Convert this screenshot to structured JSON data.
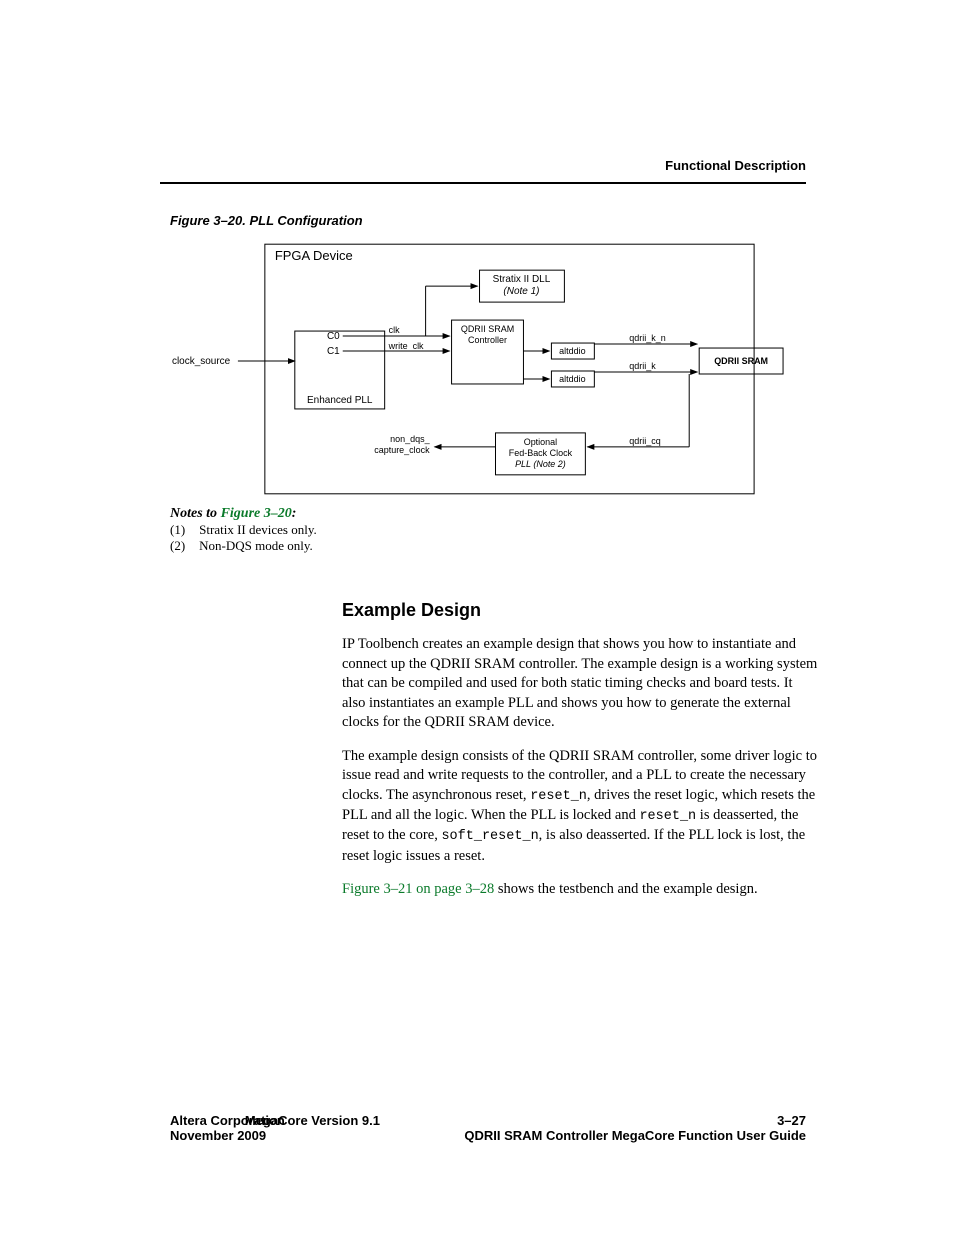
{
  "header": {
    "section": "Functional Description"
  },
  "figure": {
    "caption": "Figure 3–20. PLL Configuration",
    "labels": {
      "fpga": "FPGA Device",
      "enhanced_pll": "Enhanced PLL",
      "clock_source": "clock_source",
      "dll_line1": "Stratix II DLL",
      "dll_line2": "(Note 1)",
      "ctrl_line1": "QDRII SRAM",
      "ctrl_line2": "Controller",
      "altddio": "altddio",
      "sram": "QDRII SRAM",
      "fbpll_line1": "Optional",
      "fbpll_line2": "Fed-Back Clock",
      "fbpll_line3": "PLL (Note 2)",
      "c0": "C0",
      "c1": "C1",
      "clk": "clk",
      "write_clk": "write_clk",
      "non_dqs_l1": "non_dqs_",
      "non_dqs_l2": "capture_clock",
      "k_n": "qdrii_k_n",
      "k": "qdrii_k",
      "cq": "qdrii_cq"
    }
  },
  "notes": {
    "title_lead": "Notes to ",
    "title_ref": "Figure 3–20",
    "title_trail": ":",
    "items": [
      {
        "num": "(1)",
        "text": "Stratix II devices only."
      },
      {
        "num": "(2)",
        "text": "Non-DQS mode only."
      }
    ]
  },
  "section": {
    "title": "Example Design"
  },
  "paragraphs": {
    "p1": "IP Toolbench creates an example design that shows you how to instantiate and connect up the QDRII SRAM controller. The example design is a working system that can be compiled and used for both static timing checks and board tests. It also instantiates an example PLL and shows you how to generate the external clocks for the QDRII SRAM device.",
    "p2_a": "The example design consists of the QDRII SRAM controller, some driver logic to issue read and write requests to the controller, and a PLL to create the necessary clocks. The asynchronous reset, ",
    "p2_code1": "reset_n",
    "p2_b": ", drives the reset logic, which resets the PLL and all the logic. When the PLL is locked and ",
    "p2_code2": "reset_n",
    "p2_c": " is deasserted, the reset to the core, ",
    "p2_code3": "soft_reset_n",
    "p2_d": ", is also deasserted. If the PLL lock is lost, the reset logic issues a reset.",
    "p3_link": "Figure 3–21 on page 3–28",
    "p3_rest": " shows the testbench and the example design."
  },
  "footer": {
    "left_l1": "Altera Corporation",
    "left_l2": "November 2009",
    "center": "MegaCore Version 9.1",
    "right_l1": "3–27",
    "right_l2": "QDRII SRAM Controller MegaCore Function User Guide"
  }
}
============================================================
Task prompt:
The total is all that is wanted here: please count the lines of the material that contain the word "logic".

Task answer:
3